7.  Sitting on the floor in my kitchen (you can hate me, but it's pretty much always clean - the floor that is), with my back up against the cupboards; taking turns with a spoon, a yoplait and two smiling toddlers who inbetween bites, toddle-run the full length of the room and back before presenting their open mouths again for another bite.

 For a germ-a-phobe like me, this spoon sharing thing is way out of character, but maybe that's why it's such a favorite memory of mine.  I don't know, it's just that time stood still that morning and it was very happifying.  I don't remember the flavor, but it was the best yogurt I ever tasted.

So sing with me now..."when the dog bites, when the bee stings, when I pay taxes"...I simply remember, I simply remember.

Wednesday, May 2, 2012

Where's the Car?

Today I drove our Yaris, of stick shift persuasion, into the garage and proceeded to carry our groceries into the house.  I then gathered everyone that needed to go with me on the next errand and stepped back out into the garage, which was surprisingly...empty.

"Where's the car?" I asked myself and anyone listening.  It's been stolen, I thought.  The neighborhood construction workers were my prime suspects.

"It's in the ditch." Mark replied as he came up behind me.   This was more of an assumption than an observation, since he couldn't actually see the car from where he was standing, and that's when I realized that I had probably not set the emergency brake, as I was so prone not to do.

Sure enough, it was in the ditch on the other side of the driveway.  Thank goodness for a side-load garage! would have been in the street or who knows where.
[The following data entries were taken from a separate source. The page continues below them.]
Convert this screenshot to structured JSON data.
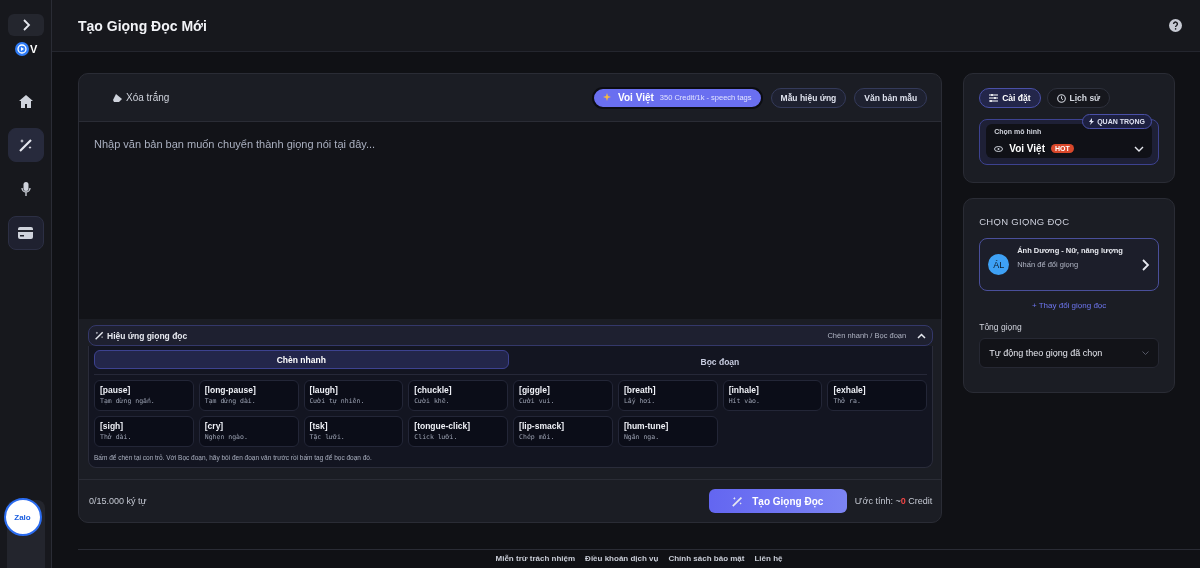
{
  "sidebar": {
    "logo_text": "V",
    "items": [
      {
        "kind": "home",
        "selected": false
      },
      {
        "kind": "magic",
        "selected": true
      },
      {
        "kind": "mic",
        "selected": false
      },
      {
        "kind": "card",
        "selected": false
      }
    ],
    "chat_label": "Zalo"
  },
  "header": {
    "title": "Tạo Giọng Đọc Mới"
  },
  "editor": {
    "clear_button": "Xóa trắng",
    "model_chip": {
      "name": "Voi Việt",
      "price": "350 Credit/1k - speech tags"
    },
    "buttons": [
      "Mẫu hiệu ứng",
      "Văn bản mẫu"
    ],
    "textarea": {
      "placeholder": "Nhập văn bản bạn muốn chuyển thành giọng nói tại đây..."
    },
    "effects": {
      "title": "Hiệu ứng giọng đọc",
      "hint": "Chèn nhanh / Bọc đoạn",
      "expanded": true,
      "tabs": [
        {
          "label": "Chèn nhanh",
          "selected": true
        },
        {
          "label": "Bọc đoạn",
          "selected": false
        }
      ],
      "tags": [
        {
          "tag": "[pause]",
          "desc": "Tạm dừng ngắn."
        },
        {
          "tag": "[long-pause]",
          "desc": "Tạm dừng dài."
        },
        {
          "tag": "[laugh]",
          "desc": "Cười tự nhiên."
        },
        {
          "tag": "[chuckle]",
          "desc": "Cười khẽ."
        },
        {
          "tag": "[giggle]",
          "desc": "Cười vui."
        },
        {
          "tag": "[breath]",
          "desc": "Lấy hơi."
        },
        {
          "tag": "[inhale]",
          "desc": "Hít vào."
        },
        {
          "tag": "[exhale]",
          "desc": "Thở ra."
        },
        {
          "tag": "[sigh]",
          "desc": "Thở dài."
        },
        {
          "tag": "[cry]",
          "desc": "Nghẹn ngào."
        },
        {
          "tag": "[tsk]",
          "desc": "Tặc lưỡi."
        },
        {
          "tag": "[tongue-click]",
          "desc": "Click lưỡi."
        },
        {
          "tag": "[lip-smack]",
          "desc": "Chép môi."
        },
        {
          "tag": "[hum-tune]",
          "desc": "Ngân nga."
        }
      ],
      "note": "Bấm để chèn tại con trỏ. Với Bọc đoạn, hãy bôi đen đoạn văn trước rồi bấm tag để bọc đoạn đó."
    },
    "char_count": "0/15.000 ký tự",
    "generate_button": "Tạo Giọng Đọc",
    "estimate": "Ước tính: ~**0** Credit"
  },
  "settings": {
    "tabs": [
      {
        "label": "Cài đặt",
        "selected": true
      },
      {
        "label": "Lịch sử",
        "selected": false
      }
    ],
    "model_select": {
      "label": "Chọn mô hình",
      "value": "Voi Việt",
      "badge": "HOT",
      "important": "QUAN TRỌNG"
    }
  },
  "voice": {
    "heading": "CHỌN GIỌNG ĐỌC",
    "initials": "ÁL",
    "name": "Ánh Dương - Nữ, năng lượng",
    "hint": "Nhấn để đổi giọng",
    "change_link": "+ Thay đổi giọng đọc",
    "tone_label": "Tông giọng",
    "tone_value": "Tự động theo giọng đã chọn"
  },
  "footer": {
    "links": [
      "Miễn trừ trách nhiệm",
      "Điều khoản dịch vụ",
      "Chính sách bảo mật",
      "Liên hệ"
    ]
  }
}
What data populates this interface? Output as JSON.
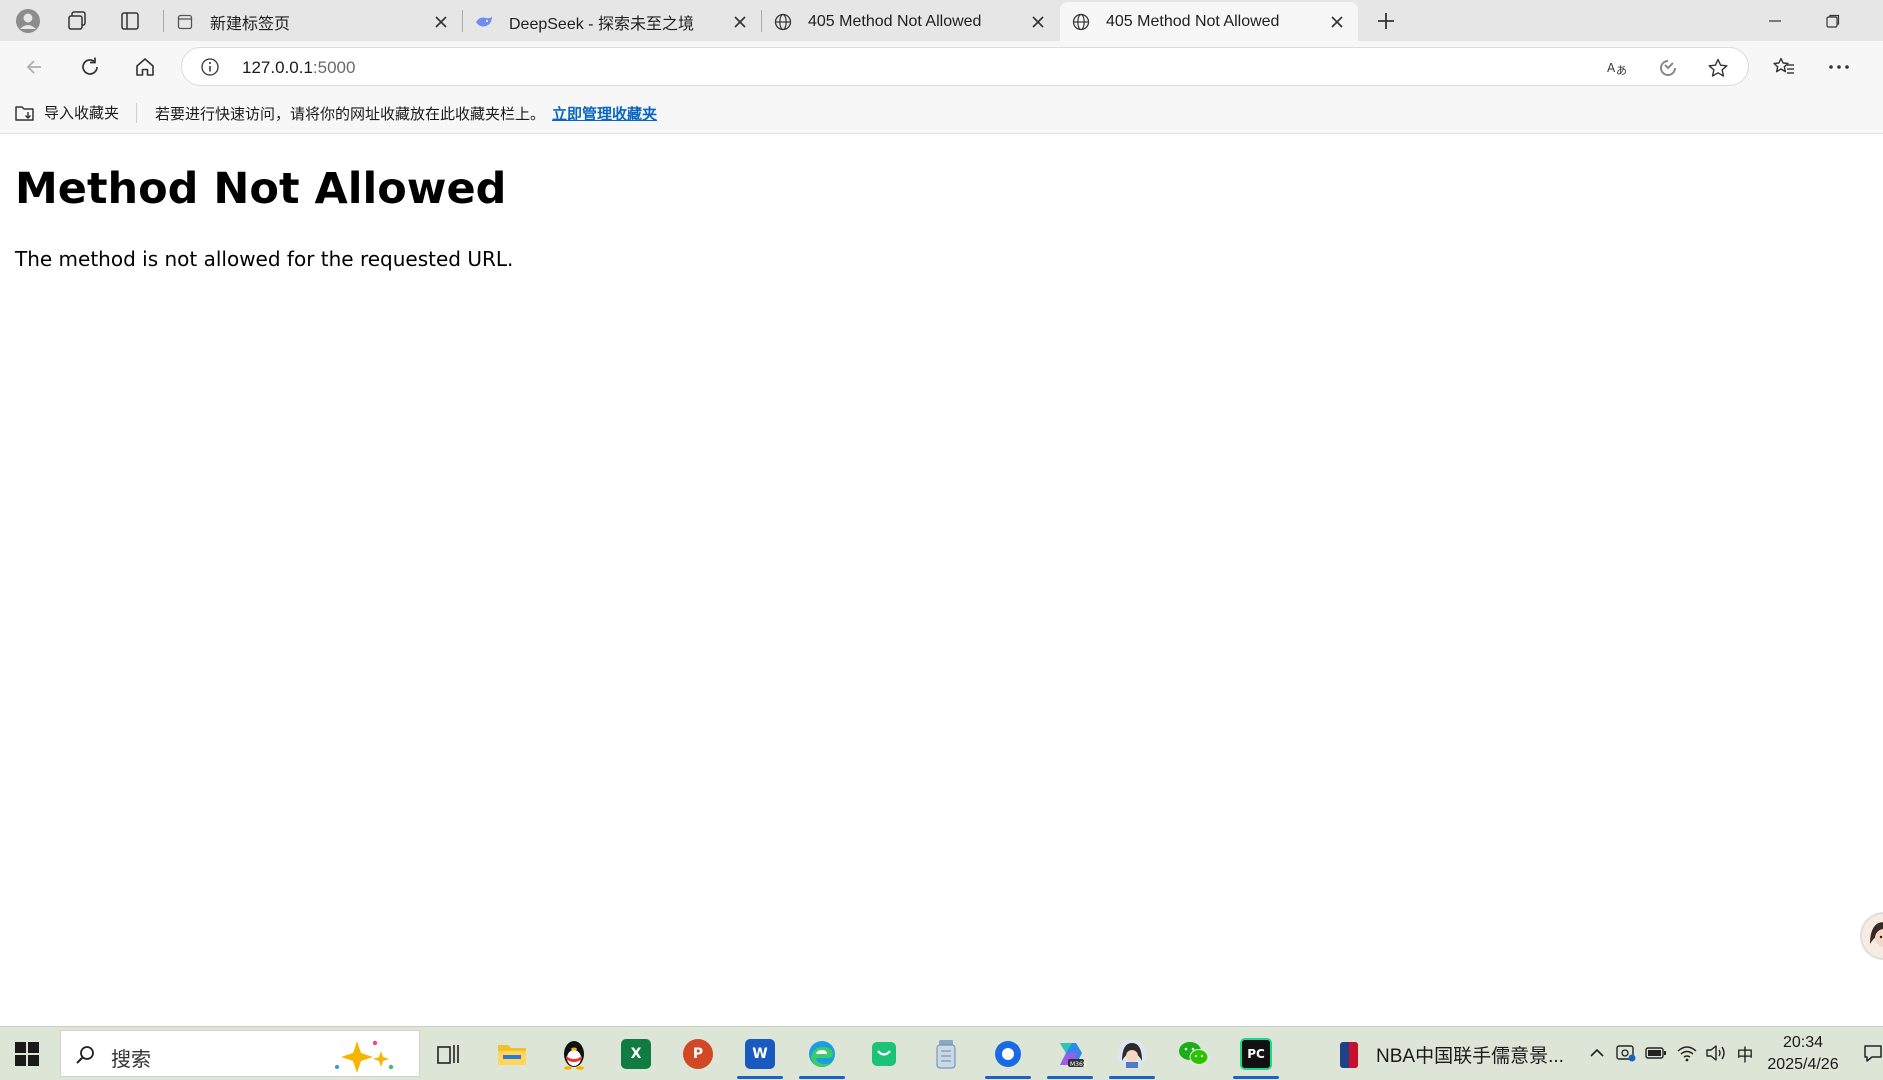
{
  "tabs": [
    {
      "title": "新建标签页",
      "favicon": "blank-page-icon",
      "active": false
    },
    {
      "title": "DeepSeek - 探索未至之境",
      "favicon": "deepseek-whale-icon",
      "active": false
    },
    {
      "title": "405 Method Not Allowed",
      "favicon": "globe-icon",
      "active": false
    },
    {
      "title": "405 Method Not Allowed",
      "favicon": "globe-icon",
      "active": true
    }
  ],
  "address_bar": {
    "host": "127.0.0.1",
    "port": ":5000"
  },
  "favorites_bar": {
    "import_label": "导入收藏夹",
    "hint": "若要进行快速访问，请将你的网址收藏放在此收藏夹栏上。",
    "manage_link": "立即管理收藏夹"
  },
  "page": {
    "heading": "Method Not Allowed",
    "message": "The method is not allowed for the requested URL."
  },
  "taskbar": {
    "search_placeholder": "搜索",
    "news_text": "NBA中国联手儒意景...",
    "ime": "中",
    "time": "20:34",
    "date": "2025/4/26",
    "apps": [
      "task-view",
      "file-explorer",
      "qq",
      "excel",
      "powerpoint",
      "word",
      "edge",
      "app-green",
      "archive",
      "app-blue-circle",
      "m365",
      "avatar-app",
      "wechat",
      "pycharm"
    ],
    "pycharm_label": "PC",
    "excel_label": "X",
    "powerpoint_label": "P",
    "word_label": "W"
  },
  "colors": {
    "link": "#0b66c2",
    "taskbar": "#dde6d6",
    "active_underline": "#1664c9"
  }
}
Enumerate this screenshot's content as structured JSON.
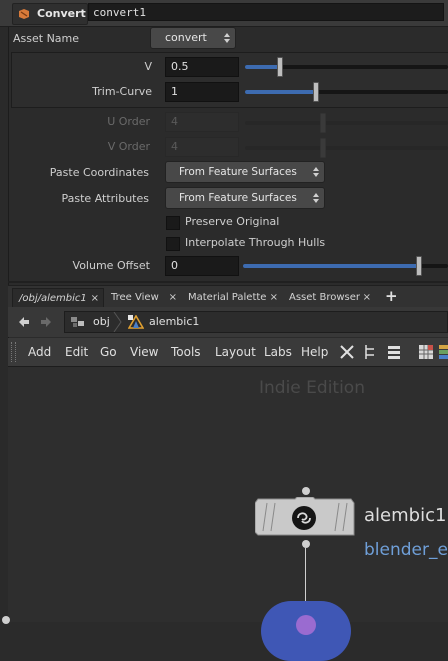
{
  "header": {
    "node_type": "Convert",
    "node_name": "convert1"
  },
  "params": {
    "asset_name_label": "Asset Name",
    "asset_name_value": "convert",
    "v_label": "V",
    "v_value": "0.5",
    "v_level": 0.17,
    "trim_label": "Trim-Curve",
    "trim_value": "1",
    "trim_level": 0.35,
    "u_order_label": "U Order",
    "u_order_value": "4",
    "v_order_label": "V Order",
    "v_order_value": "4",
    "paste_coords_label": "Paste Coordinates",
    "paste_coords_value": "From Feature Surfaces",
    "paste_attrs_label": "Paste Attributes",
    "paste_attrs_value": "From Feature Surfaces",
    "preserve_label": "Preserve Original",
    "interp_label": "Interpolate Through Hulls",
    "volume_label": "Volume Offset",
    "volume_value": "0",
    "volume_level": 0.86
  },
  "tabs": [
    "/obj/alembic1",
    "Tree View",
    "Material Palette",
    "Asset Browser"
  ],
  "tab_add": "+",
  "nav": {
    "path_1": "obj",
    "path_2": "alembic1"
  },
  "menu": [
    "Add",
    "Edit",
    "Go",
    "View",
    "Tools",
    "Layout",
    "Labs",
    "Help"
  ],
  "network": {
    "watermark": "Indie Edition",
    "node_name": "alembic1",
    "node_subtitle": "blender_e"
  },
  "colors": {
    "accent": "#3d6bb0",
    "node_subtitle": "#6f9fd8"
  }
}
Relieved, we were able to drive it right out of the ditch.  The neighborhood construction workers went from being my prime suspects to my prime audience.  Sheepishly, we all got in and resumed  our original task of going to the Urgent Care facility so that an unnamed "someone" could have an unnamed "something" delicately removed from their physical person-ness.  Not setting the parking brake was in all actuallity, stupid thing number 2 that these humble, bumbling Jarmans had managed to accomplish today .  Not our best work.